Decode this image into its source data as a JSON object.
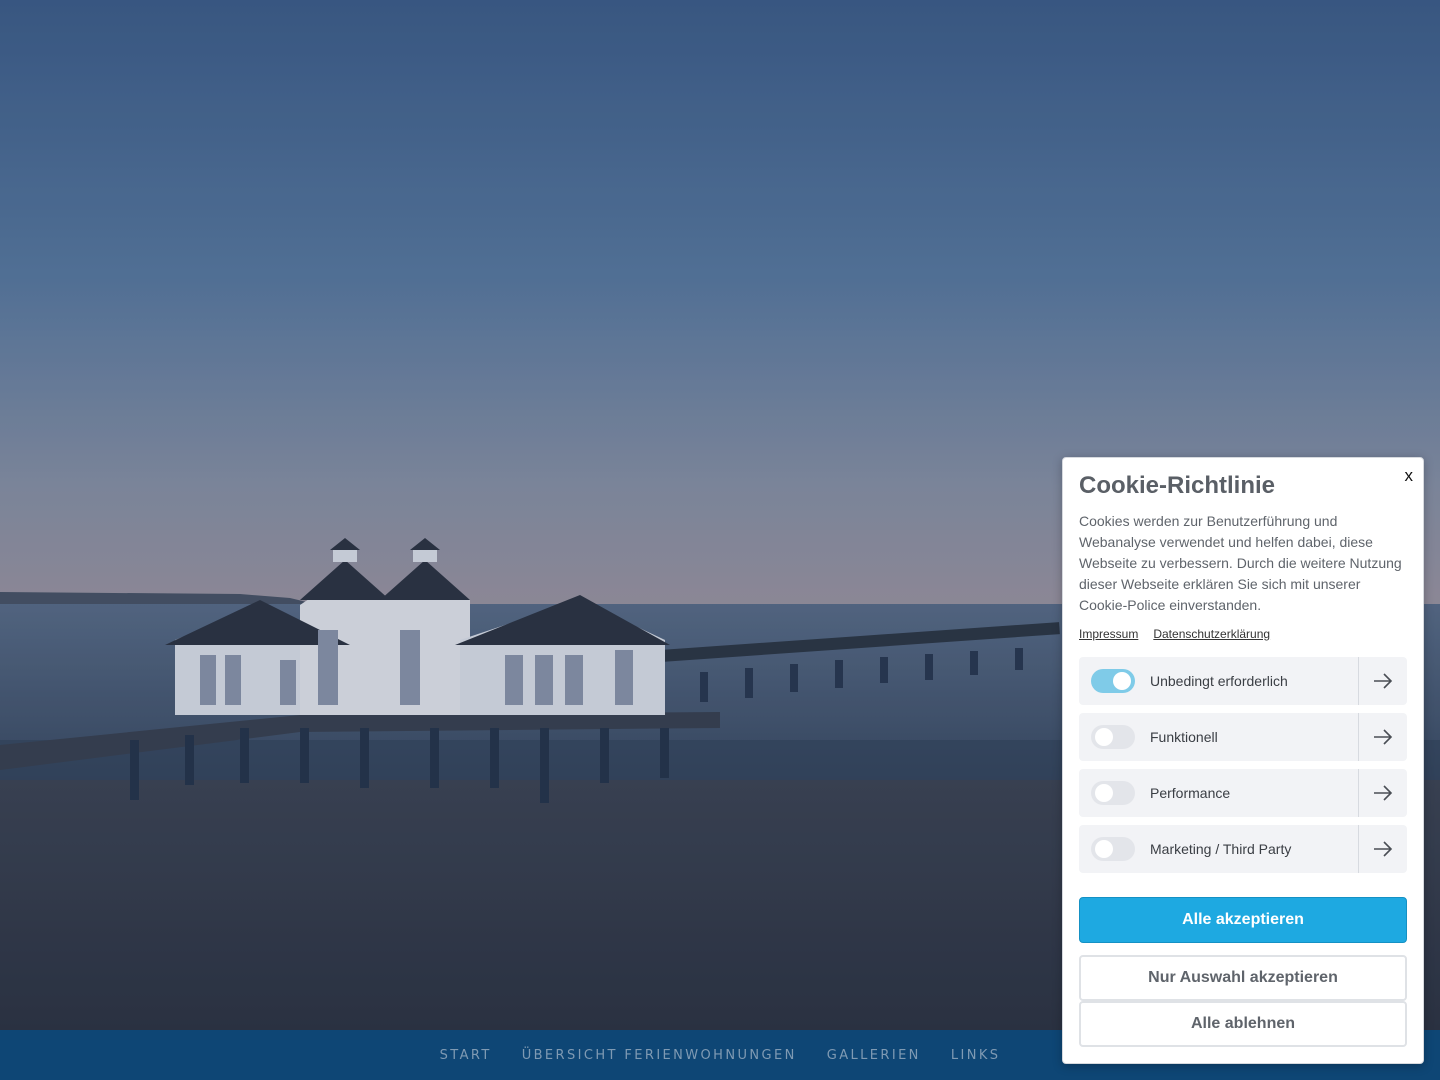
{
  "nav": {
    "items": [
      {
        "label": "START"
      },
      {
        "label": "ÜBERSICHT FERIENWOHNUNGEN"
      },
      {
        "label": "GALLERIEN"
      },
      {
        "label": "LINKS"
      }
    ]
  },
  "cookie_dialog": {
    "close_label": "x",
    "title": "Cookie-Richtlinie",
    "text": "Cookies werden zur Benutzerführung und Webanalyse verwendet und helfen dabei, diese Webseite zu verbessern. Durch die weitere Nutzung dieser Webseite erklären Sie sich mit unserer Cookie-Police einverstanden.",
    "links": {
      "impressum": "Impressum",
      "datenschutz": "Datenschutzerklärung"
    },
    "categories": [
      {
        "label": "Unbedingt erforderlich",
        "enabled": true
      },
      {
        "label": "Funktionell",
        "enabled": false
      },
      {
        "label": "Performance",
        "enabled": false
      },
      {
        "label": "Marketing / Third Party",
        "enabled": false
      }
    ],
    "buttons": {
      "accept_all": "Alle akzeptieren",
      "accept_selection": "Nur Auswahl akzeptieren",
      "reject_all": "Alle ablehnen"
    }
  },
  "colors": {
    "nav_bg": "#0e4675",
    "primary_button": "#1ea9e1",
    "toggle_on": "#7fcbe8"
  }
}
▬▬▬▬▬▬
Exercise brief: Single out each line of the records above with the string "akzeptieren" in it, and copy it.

Output of the task:
      "accept_all": "Alle akzeptieren",
      "accept_selection": "Nur Auswahl akzeptieren",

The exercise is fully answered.